“How foolish can these bochurim be?” he asked. “How could they have squandered the opportunity? Here they had the heilige rebbe in a room with them. The rebbe asked them, ‘Mein kind, tell me what is bothering you. I want to hear what is difficult for you.’ What did they tell him? That they wanted to remain in the yeshiva because this one has a toaster in his room and can make his own food? That this one likes it because he has his own room and in a different yeshiva he will have to have a roommate? Ribbono Shel Olam, they could have said, ‘Rebbe, rebbe, I can’t take this matzav anymore! I am a bochur in this yeshiva for five years already! Please look at my plight. Look at how remaining stuck at this stage of life is so difficult for me. Rebbe, please plead for rachamei Shomayim upon my behalf for me to become a chosson!’ Instead, they were busy with mundane questions, such as whether they will be able to make grilled cheese in the dorm of the next yeshiva?”

Pining for “Normalcy”…or for the Geulah Sheleimah?

As we start to see the easing of the coronavirus lockdown, and as we see things slowly reopening, I am hearing so many people saying or indicating, “I wish things would get back to normal. Normal school, normal yeshivos, normal chasunos, normal social life…”

Although, of course, we all want these lockdown conditions to end and we want to see the end of this terrible mageifah, I must say that part of me is so sad and disappointed. Is this the only thing we want after two months underground? After losing so many precious neshamos, so many of our leading lights? After so much suffering amongst so many Yidden? Is this the only thing that we will walk away with? “Ah! Boruch Hashem, life is back to normal. The stores are open, the yeshivos are open, the gyms are open, the pizza shop is allowing sit-down meals again…”

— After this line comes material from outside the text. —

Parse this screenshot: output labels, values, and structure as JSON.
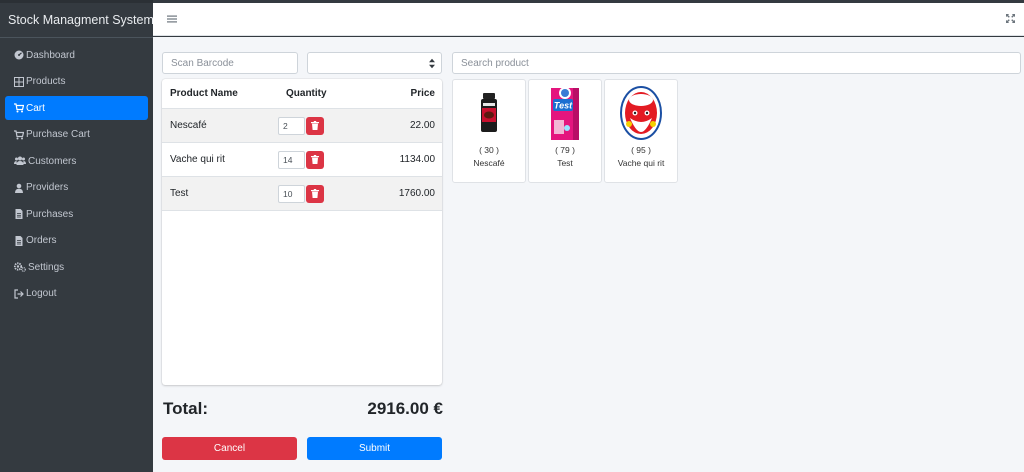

Is this what we have been davening for?

After experiencing such a mageifah, when many of us thought that perhaps Hashem would finally take us home and deliver us from this horrible golus, can we instead just be happy that we can go out to eat again? Or even go out to daven and learn again? Is this all we have to show?

The aforementioned story of the older bochurim is ringing in my ears. Somehow, when I heard the criticism directed at them, it resonated with me. How could they not avail themselves of that opportunity? How could they be busy with toasters or with keeping seniority in the room that they had in the dorm, rather than utilizing the opportunity to ask the rebbe to daven for rachamei Shomayim and transform their entire matzav from that of a pitied older bochur into that of a fresh, newly-married yungerman ready to establish his own family with his whole life ahead of him?

As we begin to open, I, too, am wondering: How foolish can I be? Is this the only thing I want – that life should be normal again? That the kids can go to school, that we can go to shul, and that we can go out to eat? Really?

After all this, perhaps we should broaden our horizons as to what we really want.